Caffeine may interfere with the metabolization of other types of medications that people with bipolar disorder may take to alleviate their symptoms, including some antidepressants and anti-anxiety medications.

Heavy caffeine consumption can affect the blood levels of lithium, a mood stabilizer that doctors commonly use to treat bipolar disorder. The body excretes lithium in the urine. As caffeine is a diuretic, it may lower the levels of lithium in the body by increasing the urine output.

Other research suggests that stopping caffeine consumption may increase lithium levels and improve treatment effects.

Quality sleep is an important component of managing the symptoms of bipolar disorder. Sleep dysregulation, which can affect mood stability, is common among people with bipolar disorder.

Caffeine intake can decrease sleep quality. Research suggests that caffeine use is higher among people with bipolar disorder and poor sleep quality.

Given the possible unintended consequences of caffeine on overall sleep quality, people with bipolar disorder who need an energy boost may wish to focus on improving their sleep hygiene. Steps for doing this include:

  • putting a consistent nighttime routine in place
  • refraining from using electronic devices before bed
  • increasing daily physical activity
  • avoiding eating large meals shortly before going to bed

The Food and Drug Administration (FDA) recommends that most adults limit their caffeine consumption to no more than 400 mg per day to avoid negative side effects. However, this limit may be different for people who are sensitive to the effects of caffeine, such as people with bipolar disorder.

There is no set rule for how much caffeine is safe for people with bipolar disorder to consume.
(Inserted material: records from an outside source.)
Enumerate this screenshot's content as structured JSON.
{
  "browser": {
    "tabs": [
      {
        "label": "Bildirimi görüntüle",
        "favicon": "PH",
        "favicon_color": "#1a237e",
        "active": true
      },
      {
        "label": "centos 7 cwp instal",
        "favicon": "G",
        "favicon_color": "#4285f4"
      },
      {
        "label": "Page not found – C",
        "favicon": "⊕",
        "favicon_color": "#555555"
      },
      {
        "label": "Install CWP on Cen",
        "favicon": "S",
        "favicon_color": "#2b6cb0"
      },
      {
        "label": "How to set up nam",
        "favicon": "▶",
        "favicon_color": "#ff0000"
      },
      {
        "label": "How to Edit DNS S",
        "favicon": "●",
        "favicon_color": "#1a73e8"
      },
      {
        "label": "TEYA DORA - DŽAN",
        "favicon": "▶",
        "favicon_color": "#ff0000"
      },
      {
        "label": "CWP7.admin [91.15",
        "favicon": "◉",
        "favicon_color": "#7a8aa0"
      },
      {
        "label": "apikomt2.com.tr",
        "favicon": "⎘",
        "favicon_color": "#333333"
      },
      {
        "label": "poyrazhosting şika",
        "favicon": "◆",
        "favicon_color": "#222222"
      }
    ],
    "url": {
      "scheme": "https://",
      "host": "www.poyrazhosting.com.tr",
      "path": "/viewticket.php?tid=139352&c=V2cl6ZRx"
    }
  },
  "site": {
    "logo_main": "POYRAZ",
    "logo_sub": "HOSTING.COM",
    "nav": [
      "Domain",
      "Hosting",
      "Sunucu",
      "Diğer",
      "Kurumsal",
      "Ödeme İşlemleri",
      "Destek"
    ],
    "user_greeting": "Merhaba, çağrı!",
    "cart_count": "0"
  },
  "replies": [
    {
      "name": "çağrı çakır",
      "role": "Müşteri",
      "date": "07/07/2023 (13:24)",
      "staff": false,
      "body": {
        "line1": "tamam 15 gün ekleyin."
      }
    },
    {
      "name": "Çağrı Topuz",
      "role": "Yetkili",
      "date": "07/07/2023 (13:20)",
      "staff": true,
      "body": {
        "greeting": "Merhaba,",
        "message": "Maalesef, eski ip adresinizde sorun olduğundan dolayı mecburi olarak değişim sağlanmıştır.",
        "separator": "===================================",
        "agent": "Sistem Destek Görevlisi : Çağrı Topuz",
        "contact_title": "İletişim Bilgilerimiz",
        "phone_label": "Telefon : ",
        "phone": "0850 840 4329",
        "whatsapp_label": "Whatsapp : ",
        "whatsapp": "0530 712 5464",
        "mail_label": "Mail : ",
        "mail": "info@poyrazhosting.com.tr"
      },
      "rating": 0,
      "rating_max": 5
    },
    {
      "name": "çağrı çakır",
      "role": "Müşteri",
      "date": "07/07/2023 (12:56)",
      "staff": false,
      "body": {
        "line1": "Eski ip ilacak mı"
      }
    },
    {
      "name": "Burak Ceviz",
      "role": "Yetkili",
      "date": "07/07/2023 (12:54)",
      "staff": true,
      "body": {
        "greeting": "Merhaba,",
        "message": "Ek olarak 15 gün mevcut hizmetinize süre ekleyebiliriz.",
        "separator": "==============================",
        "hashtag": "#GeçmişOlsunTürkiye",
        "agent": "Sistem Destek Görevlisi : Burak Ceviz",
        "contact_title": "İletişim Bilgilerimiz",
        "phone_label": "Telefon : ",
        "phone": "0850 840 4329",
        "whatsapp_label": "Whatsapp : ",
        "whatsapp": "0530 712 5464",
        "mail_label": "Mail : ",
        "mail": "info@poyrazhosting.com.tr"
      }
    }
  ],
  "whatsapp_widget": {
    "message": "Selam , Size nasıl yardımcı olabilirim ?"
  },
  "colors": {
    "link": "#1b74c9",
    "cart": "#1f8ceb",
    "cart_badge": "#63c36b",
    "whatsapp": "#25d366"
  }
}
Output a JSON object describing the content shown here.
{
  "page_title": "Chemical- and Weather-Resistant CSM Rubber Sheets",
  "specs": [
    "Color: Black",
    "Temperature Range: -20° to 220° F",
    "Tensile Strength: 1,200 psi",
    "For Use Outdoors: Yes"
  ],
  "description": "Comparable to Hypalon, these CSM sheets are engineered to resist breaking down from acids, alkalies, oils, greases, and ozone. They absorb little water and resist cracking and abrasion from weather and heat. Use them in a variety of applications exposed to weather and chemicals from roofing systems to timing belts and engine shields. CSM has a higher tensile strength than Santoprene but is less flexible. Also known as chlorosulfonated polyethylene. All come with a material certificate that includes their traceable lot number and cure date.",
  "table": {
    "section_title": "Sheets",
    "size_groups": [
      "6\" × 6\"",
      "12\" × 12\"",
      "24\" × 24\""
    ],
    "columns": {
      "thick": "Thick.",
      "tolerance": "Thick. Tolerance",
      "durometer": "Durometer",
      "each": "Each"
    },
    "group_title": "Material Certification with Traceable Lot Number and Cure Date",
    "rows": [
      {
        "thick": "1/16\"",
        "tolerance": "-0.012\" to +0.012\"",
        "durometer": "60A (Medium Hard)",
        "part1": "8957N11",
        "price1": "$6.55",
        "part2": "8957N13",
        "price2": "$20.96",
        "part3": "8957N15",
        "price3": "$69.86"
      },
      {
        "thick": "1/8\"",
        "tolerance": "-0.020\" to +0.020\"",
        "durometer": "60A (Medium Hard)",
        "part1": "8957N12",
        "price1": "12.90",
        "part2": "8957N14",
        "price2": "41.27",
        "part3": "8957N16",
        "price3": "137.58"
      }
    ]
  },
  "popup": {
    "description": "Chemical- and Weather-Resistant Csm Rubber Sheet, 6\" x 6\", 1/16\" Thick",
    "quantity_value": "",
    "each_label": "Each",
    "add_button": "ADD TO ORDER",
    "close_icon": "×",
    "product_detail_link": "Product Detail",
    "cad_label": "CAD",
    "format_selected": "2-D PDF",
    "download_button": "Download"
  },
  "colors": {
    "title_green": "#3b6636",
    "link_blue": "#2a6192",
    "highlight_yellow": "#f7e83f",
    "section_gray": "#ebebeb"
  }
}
Most reports suggest that caffeine-induced manic episodes occur after excessive caffeine consumption, meaning more than 600 mg per day. It is unclear whether effects may occur with lower amounts.

The International Bipolar Foundation recommends that people with bipolar disorder avoid caffeine entirely. The British Association for Psychopharmacology, on the other hand, suggests that individuals likely to be sensitive to caffeine simply monitor their intake and reduce it if necessary.

People with bipolar disorder should discuss their caffeine consumption with a psychiatrist to determine whether limitations are advisable for them.

Sources of caffeine

It is important to check the specific caffeine levels before consuming any products. However, the product information available online suggests that typical caffeine levels in some common sources are:

  • Coffee: 95 mg per 8-ounce (oz) cup
  • Decaffeinated coffee: 4 mg per 8-oz cup
  • Espresso: 65 mg per 1.5-oz shot
  • Black tea: 47 mg per 8-oz cup
  • Green tea: 28 mg per 8-oz cup
  • Regular or diet dark soda: 40 mg per 12-oz can
  • Dark chocolate: 24 mg per 1 oz
  • Energy drinks: 170 mg per 16-oz can

Some pain relievers may also include high quantities of caffeine.

Some evidence suggests that caffeine may worsen mood destabilization in bipolar disorder, potentially leading to manic episodes. Caffeine can also disrupt bipolar disorder treatment, resulting in potentially dangerous side effects or reduced treatment effectiveness.

People with bipolar disorder who regularly consume caffeine may wish to consider limiting their intake or cutting it out entirely. A psychiatrist can help decide what amount of caffeine is appropriate for a person based on their current treatment plan and symptoms.